If this be the proper form, which we have employed, then, if you are the judge, we must gain our cause. For I have no fear of your saying in the same cause, and with the same interdict, that you ought to be restored, but that Caecina ought not. In truth, who is there to whom it is not clear, that the property, and possessions, and fortunes of all men will be again brought back into a state of uncertainty if the effect of this interdict is made in any particular more obscure, or less vigorous? if, under the authority of such men as these judges, the violence of armed men should appear to be approved by a judicial decision? in a trial in which it can be said that there was no question at issue about arms, but that inquiry was only made into the language of the interdict. Shall that man gain his cause before your tribunal, who defends himself in this manner, “I drove you away with armed men, I did not drive you out,” so that the fact is not to depend on the equity of the defence, but on the correctness of a single expression?
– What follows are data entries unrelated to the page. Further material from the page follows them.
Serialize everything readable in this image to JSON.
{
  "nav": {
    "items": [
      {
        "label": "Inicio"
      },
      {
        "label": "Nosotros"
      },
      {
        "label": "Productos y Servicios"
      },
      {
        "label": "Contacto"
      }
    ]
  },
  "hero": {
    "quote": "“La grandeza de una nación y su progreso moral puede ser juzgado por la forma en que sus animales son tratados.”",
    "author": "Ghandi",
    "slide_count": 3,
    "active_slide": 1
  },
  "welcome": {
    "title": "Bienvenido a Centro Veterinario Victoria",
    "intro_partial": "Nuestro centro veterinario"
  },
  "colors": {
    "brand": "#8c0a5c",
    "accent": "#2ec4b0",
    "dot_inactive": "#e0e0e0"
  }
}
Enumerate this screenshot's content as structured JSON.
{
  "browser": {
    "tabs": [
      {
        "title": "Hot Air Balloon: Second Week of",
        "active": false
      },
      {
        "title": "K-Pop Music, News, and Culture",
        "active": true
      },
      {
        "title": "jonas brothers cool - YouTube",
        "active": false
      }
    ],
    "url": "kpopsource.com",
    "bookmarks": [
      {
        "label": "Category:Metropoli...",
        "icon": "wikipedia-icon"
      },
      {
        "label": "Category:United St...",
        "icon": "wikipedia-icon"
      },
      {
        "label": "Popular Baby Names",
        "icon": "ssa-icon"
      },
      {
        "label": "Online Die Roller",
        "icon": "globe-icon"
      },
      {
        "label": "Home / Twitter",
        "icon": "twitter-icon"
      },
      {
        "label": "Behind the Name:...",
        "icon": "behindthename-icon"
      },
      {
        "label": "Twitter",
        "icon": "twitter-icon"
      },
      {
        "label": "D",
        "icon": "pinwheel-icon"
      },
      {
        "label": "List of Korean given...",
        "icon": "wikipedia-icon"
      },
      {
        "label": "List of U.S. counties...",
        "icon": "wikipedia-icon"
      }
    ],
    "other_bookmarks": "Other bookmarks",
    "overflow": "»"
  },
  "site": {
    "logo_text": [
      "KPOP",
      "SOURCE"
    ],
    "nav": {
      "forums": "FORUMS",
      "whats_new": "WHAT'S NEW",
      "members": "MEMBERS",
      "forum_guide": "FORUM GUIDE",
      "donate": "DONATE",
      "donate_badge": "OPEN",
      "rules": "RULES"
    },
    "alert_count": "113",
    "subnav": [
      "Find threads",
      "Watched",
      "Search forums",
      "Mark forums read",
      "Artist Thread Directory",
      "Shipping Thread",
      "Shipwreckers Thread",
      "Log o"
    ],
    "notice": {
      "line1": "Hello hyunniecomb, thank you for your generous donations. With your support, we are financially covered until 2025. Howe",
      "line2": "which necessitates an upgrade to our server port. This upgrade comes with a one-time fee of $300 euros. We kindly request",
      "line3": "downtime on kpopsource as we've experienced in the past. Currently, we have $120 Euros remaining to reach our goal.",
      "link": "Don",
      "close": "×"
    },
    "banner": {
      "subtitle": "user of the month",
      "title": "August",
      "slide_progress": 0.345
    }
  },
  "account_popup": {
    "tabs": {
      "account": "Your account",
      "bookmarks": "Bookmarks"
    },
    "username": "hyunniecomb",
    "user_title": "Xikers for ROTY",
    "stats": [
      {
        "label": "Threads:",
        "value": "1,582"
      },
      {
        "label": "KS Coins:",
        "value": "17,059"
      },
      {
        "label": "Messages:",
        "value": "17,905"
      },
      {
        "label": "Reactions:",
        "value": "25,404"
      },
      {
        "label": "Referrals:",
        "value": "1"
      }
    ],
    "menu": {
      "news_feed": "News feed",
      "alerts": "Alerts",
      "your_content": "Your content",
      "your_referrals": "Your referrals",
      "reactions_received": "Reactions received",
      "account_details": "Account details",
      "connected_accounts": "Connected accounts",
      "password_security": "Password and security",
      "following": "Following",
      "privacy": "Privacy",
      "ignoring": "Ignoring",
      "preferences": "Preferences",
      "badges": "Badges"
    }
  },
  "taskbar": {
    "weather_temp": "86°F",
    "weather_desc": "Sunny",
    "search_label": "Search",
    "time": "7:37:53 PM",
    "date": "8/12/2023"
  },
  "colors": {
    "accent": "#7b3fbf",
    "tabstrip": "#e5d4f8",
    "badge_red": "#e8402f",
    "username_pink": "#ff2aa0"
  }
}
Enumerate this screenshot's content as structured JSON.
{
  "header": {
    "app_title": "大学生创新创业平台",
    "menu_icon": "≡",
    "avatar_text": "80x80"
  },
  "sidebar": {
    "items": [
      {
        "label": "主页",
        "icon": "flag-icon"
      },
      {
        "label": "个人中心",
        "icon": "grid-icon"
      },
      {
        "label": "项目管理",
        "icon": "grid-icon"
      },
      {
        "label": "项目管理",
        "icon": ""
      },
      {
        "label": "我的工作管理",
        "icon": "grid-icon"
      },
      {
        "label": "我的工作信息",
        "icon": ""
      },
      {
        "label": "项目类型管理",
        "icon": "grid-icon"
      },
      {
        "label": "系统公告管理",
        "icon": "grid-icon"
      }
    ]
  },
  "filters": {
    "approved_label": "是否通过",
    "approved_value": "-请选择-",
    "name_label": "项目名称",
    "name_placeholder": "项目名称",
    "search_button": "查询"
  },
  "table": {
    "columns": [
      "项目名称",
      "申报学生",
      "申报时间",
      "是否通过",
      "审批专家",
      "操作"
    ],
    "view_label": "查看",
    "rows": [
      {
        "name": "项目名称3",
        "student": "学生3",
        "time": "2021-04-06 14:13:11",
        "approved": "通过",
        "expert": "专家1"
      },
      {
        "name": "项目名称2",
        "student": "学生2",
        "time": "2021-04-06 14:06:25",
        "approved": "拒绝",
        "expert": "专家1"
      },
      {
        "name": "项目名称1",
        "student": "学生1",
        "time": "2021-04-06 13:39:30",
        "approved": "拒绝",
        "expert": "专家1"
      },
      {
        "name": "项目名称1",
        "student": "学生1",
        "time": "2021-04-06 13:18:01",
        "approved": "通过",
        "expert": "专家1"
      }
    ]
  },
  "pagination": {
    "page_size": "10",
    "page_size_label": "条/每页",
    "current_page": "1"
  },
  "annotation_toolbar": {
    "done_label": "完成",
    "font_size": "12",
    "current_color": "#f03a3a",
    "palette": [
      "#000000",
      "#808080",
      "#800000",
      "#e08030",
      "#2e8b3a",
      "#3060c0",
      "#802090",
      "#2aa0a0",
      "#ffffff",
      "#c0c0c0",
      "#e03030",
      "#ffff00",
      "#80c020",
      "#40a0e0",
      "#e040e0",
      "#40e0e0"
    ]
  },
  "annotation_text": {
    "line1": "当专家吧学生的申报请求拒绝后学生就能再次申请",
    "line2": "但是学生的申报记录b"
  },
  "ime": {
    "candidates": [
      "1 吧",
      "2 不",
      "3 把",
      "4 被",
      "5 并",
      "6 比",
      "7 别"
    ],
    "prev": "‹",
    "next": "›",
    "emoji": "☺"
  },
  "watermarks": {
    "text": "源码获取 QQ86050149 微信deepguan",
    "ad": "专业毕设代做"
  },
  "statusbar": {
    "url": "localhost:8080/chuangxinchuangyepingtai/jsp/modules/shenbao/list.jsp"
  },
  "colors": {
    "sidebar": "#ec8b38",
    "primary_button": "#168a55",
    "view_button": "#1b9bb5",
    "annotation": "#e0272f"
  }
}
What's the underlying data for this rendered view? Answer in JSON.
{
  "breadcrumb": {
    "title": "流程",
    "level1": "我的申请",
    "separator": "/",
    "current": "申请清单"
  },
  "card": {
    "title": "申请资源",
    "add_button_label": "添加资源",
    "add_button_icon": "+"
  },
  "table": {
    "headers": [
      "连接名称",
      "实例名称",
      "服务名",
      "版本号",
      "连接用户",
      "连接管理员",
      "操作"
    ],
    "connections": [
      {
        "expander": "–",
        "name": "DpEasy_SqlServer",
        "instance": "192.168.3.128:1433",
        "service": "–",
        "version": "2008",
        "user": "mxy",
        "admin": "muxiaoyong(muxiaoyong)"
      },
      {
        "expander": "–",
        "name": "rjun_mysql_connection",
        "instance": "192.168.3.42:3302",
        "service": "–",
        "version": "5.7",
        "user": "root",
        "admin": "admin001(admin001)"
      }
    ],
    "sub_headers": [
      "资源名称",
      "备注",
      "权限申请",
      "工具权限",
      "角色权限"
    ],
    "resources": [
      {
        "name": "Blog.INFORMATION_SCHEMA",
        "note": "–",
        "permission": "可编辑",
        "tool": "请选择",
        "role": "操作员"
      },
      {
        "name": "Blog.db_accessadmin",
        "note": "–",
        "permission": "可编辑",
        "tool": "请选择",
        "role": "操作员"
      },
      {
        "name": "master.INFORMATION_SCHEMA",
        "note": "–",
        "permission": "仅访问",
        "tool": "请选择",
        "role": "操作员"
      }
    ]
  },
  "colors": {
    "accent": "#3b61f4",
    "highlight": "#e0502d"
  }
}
Will you lay it down that there is no right of action in such a case as this? that there is no method established for inquiring who has opposed a person with armed men, who has collected a multitude, and so prevented a man not only from effecting an entrance, but even from all access to a property? What, then, shall we say? What force is there in this, or what difference is there between the cases?—whether, when I have got my foot within the boundaries, and taken possession as it were by planting a footstep on the ground, I am then expelled and driven out; or whether I am met with the same violence, and the same weapons, not only before I can enter on the land, but before I can see it, or breathe its atmosphere? What is the difference between one case and the other? Can there be such a difference, that he, who has expelled a man who has once entered, can be compelled to make restitution, but that he who has driven a person back when seeking to enter, cannot be compelled?

See, I entreat you in the name of the immortal gods, what a law you are proceeding to establish for us,—what a condition for yourselves, and what a code for the whole state. In injuries of this kind there is one form of proceeding established, the one which we have adopted, that by interdict. If that is of no avail, or has no reference to this matter, what can be imagined more careless or more stupid than our ancestors, who either omitted to institute any form of proceeding, in so atrocious a business, or else did institute one which fails to embrace in proper language either the fact, or the principle of law applicable to the case. It is a dangerous thing for this interdict to be dissolved. It is a perilous thing for all men, that there should be any case of such a nature that, when deeds of violence have been committed in it, the injustice should not be able to be repaired by law. But this is the most disgraceful thing of all, that most prudent men should be convicted of such egregious folly, as they would be if you were to decide that such a case as this, and such a form of legal proceeding as is requisite, never once occurred to the minds of our ancestors.